- The Bionis' Interior. The party passes briefly through it to make their way from Satorl Marsh to Makna Forest, with the location having seemingly little significance. However, the fact that it has a page in the Collectopaedia despite the apparent lack of available collectables as well as the presence of inaccessible Heart-to-Hearts and Ether Crystals on the map indicate that this is not the last time you will visit the place. Indeed, while making your second journey to Prison Island much later, you are finally able to explore the rest of the dungeon, which now contains collectables and enemies as a result of the Bionis' body returning to life.

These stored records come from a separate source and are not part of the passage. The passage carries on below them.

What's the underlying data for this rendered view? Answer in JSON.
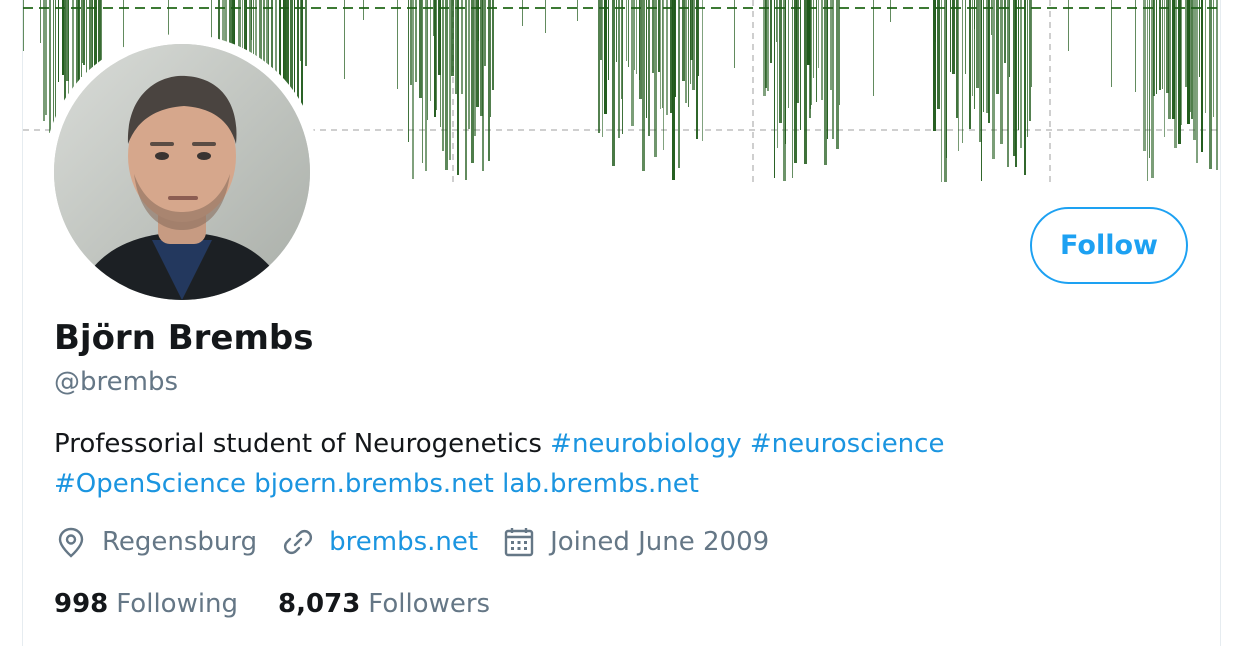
{
  "profile": {
    "name": "Björn Brembs",
    "handle": "@brembs",
    "bio_text": "Professorial student of Neurogenetics ",
    "bio_tag_1": "#neurobiology",
    "bio_tag_2": "#neuroscience",
    "bio_tag_3": "#OpenScience",
    "bio_link_1": "bjoern.brembs.net",
    "bio_link_2": "lab.brembs.net",
    "location": "Regensburg",
    "website": "brembs.net",
    "joined": "Joined June 2009"
  },
  "stats": {
    "following_count": "998",
    "following_label": "Following",
    "followers_count": "8,073",
    "followers_label": "Followers"
  },
  "actions": {
    "follow_label": "Follow"
  },
  "icons": {
    "location": "location-pin-icon",
    "website": "link-icon",
    "joined": "calendar-icon"
  },
  "colors": {
    "accent": "#1da1f2",
    "link": "#1b95e0",
    "secondary_text": "#657786",
    "banner_bar": "#1f5a1a"
  }
}
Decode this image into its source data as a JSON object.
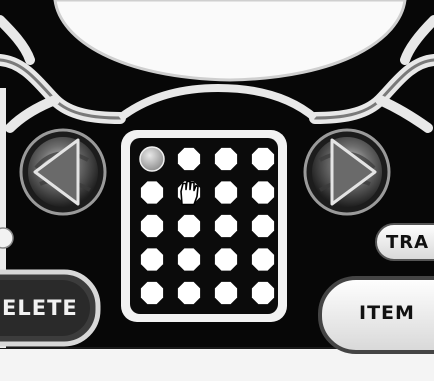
{
  "screen": "memory-slot-selector",
  "buttons": {
    "delete_label": "ELETE",
    "item_label": "ITEM",
    "tra_label": "TRA"
  },
  "grid": {
    "columns": 4,
    "rows": 5,
    "selected_index": 0,
    "cursor_index": 5
  },
  "arrows": {
    "left": "left-arrow-icon",
    "right": "right-arrow-icon"
  },
  "colors": {
    "panel": "#0b0b0b",
    "slot": "#ffffff",
    "selected_slot": "#bdbdbd",
    "frame": "#f2f2f2",
    "background": "#f4f4f4"
  }
}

- Prison Island, which on the first visit is where Shulk upgrades the Monado and fights Metal Face for the second time. Despite being the backdrop for several pivotal events, the dungeon itself has few enemies, is devoid of collectables and only a few of its many floors are accessible; this changes once you return to confront the final villains of the game once and for all.
- In the first Ys game, the Abandoned Mine has a seemingly redundant room behind the boss chamber, which turns out to be part of the Final Dungeon of the second game, after the eponymous Floating Continent returns to Earth.
- The Evil Within does this with the very first chapter. Sebastian explores a sewer underneath Beacon Memorial Hospital and some of its basement level while trying to escape the Sadist, totally unarmed and severely wounded to the point he can only limp around. Later on, in the final chapter of the game, you return to the hospital and even some of the same rooms, significantly better equipped for the challenges ahead. It's no easier than the first time even with guns, unfortunately.